We first conducted a literature review into the areas of kiteboarding control systems and handle ergonomics. Based on studies done on optimal grip diameters for reducing forearm stress we concluded that the diameter for the bar grip should be at least a centimeter less than the maximum grip of the user. In addition to the literature review we conducted our own ergonomics surveys on fellow kite surfers regarding their preference towards the shape of the grip. Using ANOVA analysis, we found that riders preferred a bar with a less square center, but no clear preference on an oval shape versus a circular shape, so we decided on circular to minimize manufacturing and material costs. A functional decomposition was then employed on the current bar and a QFD analysis of each component was conducted. We found that 33% of the components composed the plastic bar end swivel. We decided to remove the swivel system due to its lack of use and ergonomics. We then began the design process on the new bar ends and bar center.

We went through two iterations of a smaller square center, choosing a center with chamfered edges to blend with the grip material. Our bar end design went through four iterations ranging from a simple angular boxy look, to a curved design which was more aesthetically and ergonomically pleasing. With SolidWorks models in hand, Mastercam toolpaths were built by our technical advisor, and we machined the bar ends and center out of aluminum billet. For the grip tubing we used carbon fiber tubing. By the end of manufacturing we had three different length bars to test in the ocean and we had reduced the bar part count from 31 parts to 13 parts. To justify the bars we created in terms of cost, we conducted economic comparisons between our bar design and the current bar. We concluded that Liquid Force would save $26,105.87 per year in labor and materials by switching to our bar and using casting processes for manufacturing.

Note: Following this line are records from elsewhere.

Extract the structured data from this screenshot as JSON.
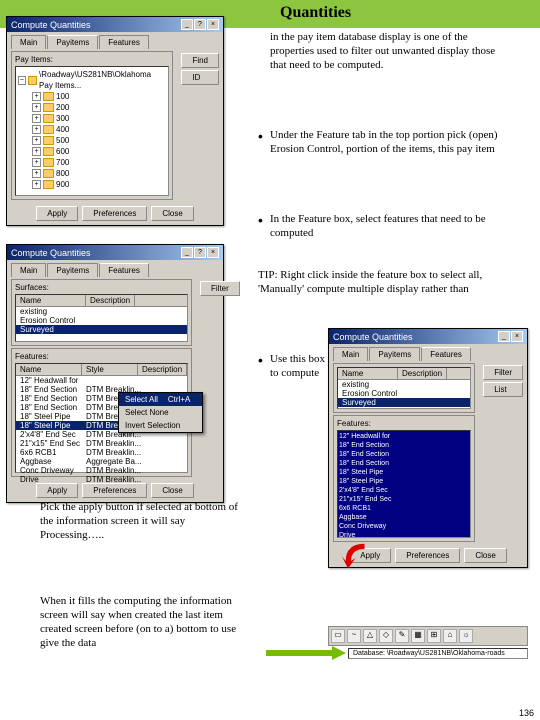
{
  "header": {
    "title": "Quantities"
  },
  "intro_text": "in the pay item database display is one of the properties used to filter out unwanted display those that need to be computed.",
  "bullet1": "Under the Feature tab in the top portion pick (open) Erosion Control, portion of the items, this pay item",
  "bullet2": "In the Feature box, select features that need to be computed",
  "tip_text": "TIP: Right click inside the feature box to select all, 'Manually' compute multiple display rather than",
  "bullet3": "Use this box to compute",
  "para1": "Pick the apply button if selected at bottom of the information screen it will say Processing…..",
  "para2": "When it fills the computing the information screen will say when created the last item created screen before (on to a) bottom to use give the data",
  "window1": {
    "title": "Compute Quantities",
    "tabs": [
      "Main",
      "Payitems",
      "Features"
    ],
    "panel_label": "Pay Items:",
    "root": "\\Roadway\\US281NB\\Oklahoma Pay Items...",
    "folders": [
      "100",
      "200",
      "300",
      "400",
      "500",
      "600",
      "700",
      "800",
      "900"
    ],
    "buttons": [
      "Apply",
      "Preferences",
      "Close"
    ],
    "side_buttons": [
      "Find",
      "ID"
    ]
  },
  "window2": {
    "title": "Compute Quantities",
    "tabs": [
      "Main",
      "Payitems",
      "Features"
    ],
    "panel1_label": "Surfaces:",
    "col_name": "Name",
    "col_desc": "Description",
    "col_style": "Style",
    "filter_btn": "Filter",
    "surfaces": [
      "Name",
      "existing",
      "Erosion Control",
      "Surveyed"
    ],
    "panel2_label": "Features:",
    "features": [
      {
        "n": "12\" Headwall for",
        "s": ""
      },
      {
        "n": "18\" End Section",
        "s": "DTM Breaklin..."
      },
      {
        "n": "18\" End Section",
        "s": "DTM Breaklin..."
      },
      {
        "n": "18\" End Section",
        "s": "DTM Breaklin..."
      },
      {
        "n": "18\" Steel Pipe",
        "s": "DTM Breaklin..."
      },
      {
        "n": "18\" Steel Pipe",
        "s": "DTM Breaklin..."
      },
      {
        "n": "2'x4'8\" End Sec",
        "s": "DTM Breaklin..."
      },
      {
        "n": "21\"x15\" End Sec",
        "s": "DTM Breaklin..."
      },
      {
        "n": "6x6 RCB1",
        "s": "DTM Breaklin..."
      },
      {
        "n": "Aggbase",
        "s": "Aggregate Ba..."
      },
      {
        "n": "Conc Driveway",
        "s": "DTM Breaklin..."
      },
      {
        "n": "Drive",
        "s": "DTM Breaklin..."
      }
    ],
    "context_menu": [
      {
        "label": "Select All",
        "shortcut": "Ctrl+A"
      },
      {
        "label": "Select None",
        "shortcut": ""
      },
      {
        "label": "Invert Selection",
        "shortcut": ""
      }
    ],
    "buttons": [
      "Apply",
      "Preferences",
      "Close"
    ]
  },
  "window3": {
    "title": "Compute Quantities",
    "surfaces": [
      "Name",
      "existing",
      "Erosion Control",
      "Surveyed"
    ],
    "features_sel": [
      "12\" Headwall for",
      "18\" End Section",
      "18\" End Section",
      "18\" End Section",
      "18\" Steel Pipe",
      "18\" Steel Pipe",
      "2'x4'8\" End Sec",
      "21\"x15\" End Sec",
      "6x6 RCB1",
      "Aggbase",
      "Conc Driveway",
      "Drive"
    ],
    "buttons": [
      "Apply",
      "Preferences",
      "Close"
    ],
    "side_buttons": [
      "Filter",
      "List"
    ]
  },
  "db_status": "Database: \\Roadway\\US281NB\\Oklahoma-roads",
  "page": "136"
}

Due to the economic advantage and the new ergonomic design, we feel that Liquid Force should implement the design after further testing and refining. The bar performed without fault in our ocean test session, but we did find that improvements could be made in terms of grip ergonomics; the carbon surface was usable, but an EVA grip would give the user a softer, less slippery surface to steer with. We recommend that more long term testing be done to insure that the glue does not de-bond over time and that the carbon aluminum interface does not corrode. Continuing the project, we will research grip materials such as EVA, and create over molded bar grips and bar end covers.